We have identified in JavaScript some of the elements that must appear in any powerful programming language:

- Numbers and arithmetic operations are primitive data and functions.
- Nesting of combinations provides a means of combining operations.
- Constant declarations that associate names with values provide a limited means of abstraction.

Now we will learn about
*function declarations*,
a much more powerful abstraction technique by which a compound
operation can be given a name and then referred to as a unit.

We begin by examining how to express the idea of
squaring.

We might say,
To square something, take it times itself.

This is expressed in our language as

function square(x) { return x * x; }

function square( x ) { return x * x; } // ^ ^ ^ ^ ^ ^ ^ // To square something, take it times itself.
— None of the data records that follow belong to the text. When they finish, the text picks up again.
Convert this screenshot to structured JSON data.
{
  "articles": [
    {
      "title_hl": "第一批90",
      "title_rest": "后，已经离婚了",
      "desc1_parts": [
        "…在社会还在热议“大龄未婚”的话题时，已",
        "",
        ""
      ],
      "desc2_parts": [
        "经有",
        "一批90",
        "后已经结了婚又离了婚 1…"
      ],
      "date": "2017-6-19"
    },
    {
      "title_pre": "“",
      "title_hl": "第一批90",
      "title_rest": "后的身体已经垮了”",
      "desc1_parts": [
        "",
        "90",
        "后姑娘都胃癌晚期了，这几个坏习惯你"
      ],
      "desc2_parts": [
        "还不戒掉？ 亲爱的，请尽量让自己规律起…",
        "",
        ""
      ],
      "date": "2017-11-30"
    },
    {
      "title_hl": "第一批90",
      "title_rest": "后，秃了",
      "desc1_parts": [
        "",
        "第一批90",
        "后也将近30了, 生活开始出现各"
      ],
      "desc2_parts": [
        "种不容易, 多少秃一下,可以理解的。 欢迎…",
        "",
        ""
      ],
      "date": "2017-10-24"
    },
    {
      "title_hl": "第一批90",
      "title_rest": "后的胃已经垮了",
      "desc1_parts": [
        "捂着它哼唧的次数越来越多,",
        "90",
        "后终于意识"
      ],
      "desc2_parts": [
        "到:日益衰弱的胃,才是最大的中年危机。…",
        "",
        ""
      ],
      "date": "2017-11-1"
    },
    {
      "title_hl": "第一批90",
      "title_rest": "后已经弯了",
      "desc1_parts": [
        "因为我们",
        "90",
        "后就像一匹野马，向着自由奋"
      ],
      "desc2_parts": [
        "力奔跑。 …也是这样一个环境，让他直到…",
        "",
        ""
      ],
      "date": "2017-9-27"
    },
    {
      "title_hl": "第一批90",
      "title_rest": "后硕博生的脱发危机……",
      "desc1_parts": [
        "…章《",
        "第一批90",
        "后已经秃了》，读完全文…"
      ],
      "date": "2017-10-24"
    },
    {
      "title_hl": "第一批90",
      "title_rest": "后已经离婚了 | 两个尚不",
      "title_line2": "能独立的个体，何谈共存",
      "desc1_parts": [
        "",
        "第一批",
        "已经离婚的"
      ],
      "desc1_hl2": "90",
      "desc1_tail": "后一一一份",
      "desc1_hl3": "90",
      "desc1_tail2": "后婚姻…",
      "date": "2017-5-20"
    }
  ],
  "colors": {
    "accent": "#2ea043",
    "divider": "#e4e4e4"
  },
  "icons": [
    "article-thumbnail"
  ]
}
The simplest form of a function declaration
is
`function $name$( $parameters$ ) { return $expression$; }`
The
$\textit{name}$
is a symbol to be associated with the
function
definition in the environment.[2]
The
$\textit{parameters}$
are the names used within the body of the
function
to refer to the
corresponding arguments of the
function.
The $\textit{parameters}$
are grouped within
parentheses, as they will be in an application of the function
being declared.
In the simplest form, the
*body* of a function declaration is a single
*return*
statement, which consists of the keyword
`return`
followed by the return
$\textit{expression}$
that will yield the value of the function application, when the formal
parameters are replaced by the actual arguments to which the function
is applied.[3]
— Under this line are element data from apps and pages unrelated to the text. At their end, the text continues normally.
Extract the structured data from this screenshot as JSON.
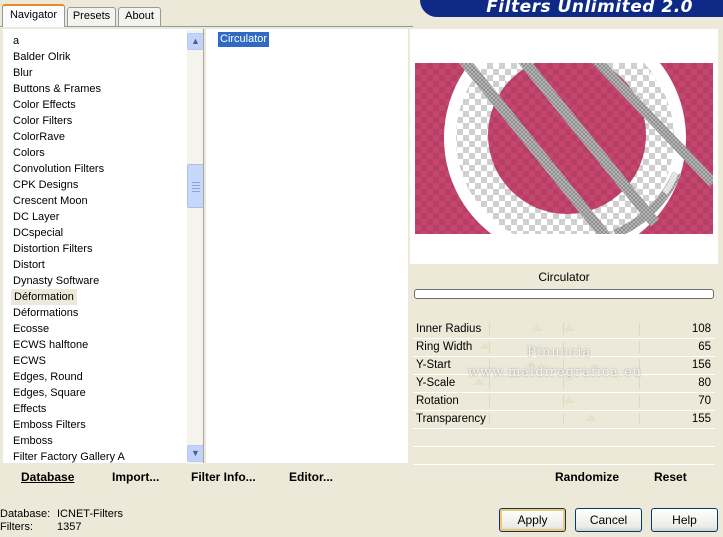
{
  "app": {
    "banner_title": "Filters Unlimited 2.0"
  },
  "tabs": [
    {
      "label": "Navigator",
      "active": true
    },
    {
      "label": "Presets",
      "active": false
    },
    {
      "label": "About",
      "active": false
    }
  ],
  "categories": [
    "a",
    "Balder Olrik",
    "Blur",
    "Buttons & Frames",
    "Color Effects",
    "Color Filters",
    "ColorRave",
    "Colors",
    "Convolution Filters",
    "CPK Designs",
    "Crescent Moon",
    "DC Layer",
    "DCspecial",
    "Distortion Filters",
    "Distort",
    "Dynasty Software",
    "Déformation",
    "Déformations",
    "Ecosse",
    "ECWS halftone",
    "ECWS",
    "Edges, Round",
    "Edges, Square",
    "Effects",
    "Emboss Filters",
    "Emboss",
    "Filter Factory Gallery A"
  ],
  "selected_category": "Déformation",
  "filters": [
    "Circulator"
  ],
  "selected_filter": "Circulator",
  "left_buttons": {
    "database": "Database",
    "import": "Import...",
    "filter_info": "Filter Info...",
    "editor": "Editor..."
  },
  "preview": {
    "filter_name": "Circulator",
    "colors": {
      "rose": "#c4476f",
      "checker_light": "#ffffff",
      "checker_dark": "#cfcfcf"
    }
  },
  "params": [
    {
      "label": "Inner Radius",
      "value": "108"
    },
    {
      "label": "Ring Width",
      "value": "65"
    },
    {
      "label": "Y-Start",
      "value": "156"
    },
    {
      "label": "Y-Scale",
      "value": "80"
    },
    {
      "label": "Rotation",
      "value": "70"
    },
    {
      "label": "Transparency",
      "value": "155"
    }
  ],
  "watermark": {
    "line1": "Pinuccia",
    "line2": "www.maldiregrafica.eu"
  },
  "right_buttons": {
    "randomize": "Randomize",
    "reset": "Reset"
  },
  "footer": {
    "database_label": "Database:",
    "database_value": "ICNET-Filters",
    "filters_label": "Filters:",
    "filters_value": "1357"
  },
  "dialog_buttons": {
    "apply": "Apply",
    "cancel": "Cancel",
    "help": "Help"
  },
  "icons": {
    "scroll_up": "scroll-up-arrow-icon",
    "scroll_down": "scroll-down-arrow-icon"
  }
}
Having declared `square`,
we can now use it in a
function application expression, which we turn into a statement
using a semicolon:

square(21);

- To evaluate a function application, do the following:
- Evaluate the function expression of the application.
- Evaluate the argument expressions of the application.
- Apply the function that is the value of the function expression to the values of the argument expressions.

square(2 + 5);

square(square(3));

We can also use `square`
as a building block in defining other
functions.
For example, $x^2 +y^2$ can be expressed as

square(x) + square(y);

We can easily define a
function
`sum_of_squares`
that, given any two numbers as arguments, produces the
sum of their squares:

function sum_of_squares(x,y) { return square(x) + square(y); }

sum_of_squares(3, 4);

function f(a) { return sum_of_squares(a + 1, a * 2); }

f(5);

In addition to compound functions, JavaScript provides a number of
*primitive functions* that are built into the interpreter. An
example is the function `math_log`
that computes the natural logarithm of its argument.[4]
Primitive functions are used in exactly the same way as compound
functions; evaluating the application expression
`math_log(1)` results in the number 0.
Indeed, one could not tell by looking at the definition of
`sum_of_squares` given above whether
`square` was built into the
interpreter, like `math_log`, or
defined as a compound function.

[1]
Observe that there are two
different operations being combined here: we are creating the
function,
and we are giving
it the name `square`. It is possible, indeed
important, to be able to separate these two notions—to create
functions
without naming them, and to give names to
functions
that have already been created. We will see how to do this in
section 1.3.2.

[2]
Throughout this book, we will
describe the general syntax of expressions by using italic
symbols—e.g.,
$\textit{name}$—to
denote the

slotsin the expression to be filled in when such an expression is actually used.

[3]
More
generally, the body of the function can be a sequence of statements.
In this case, the interpreter evaluates each statement in the sequence
in turn until a return statement determines the value of the
function application.

[4]
This book
assumes that all functions and constants of JavaScript's
Math library
are available as `math_*`.

1.1.4 Compound Functions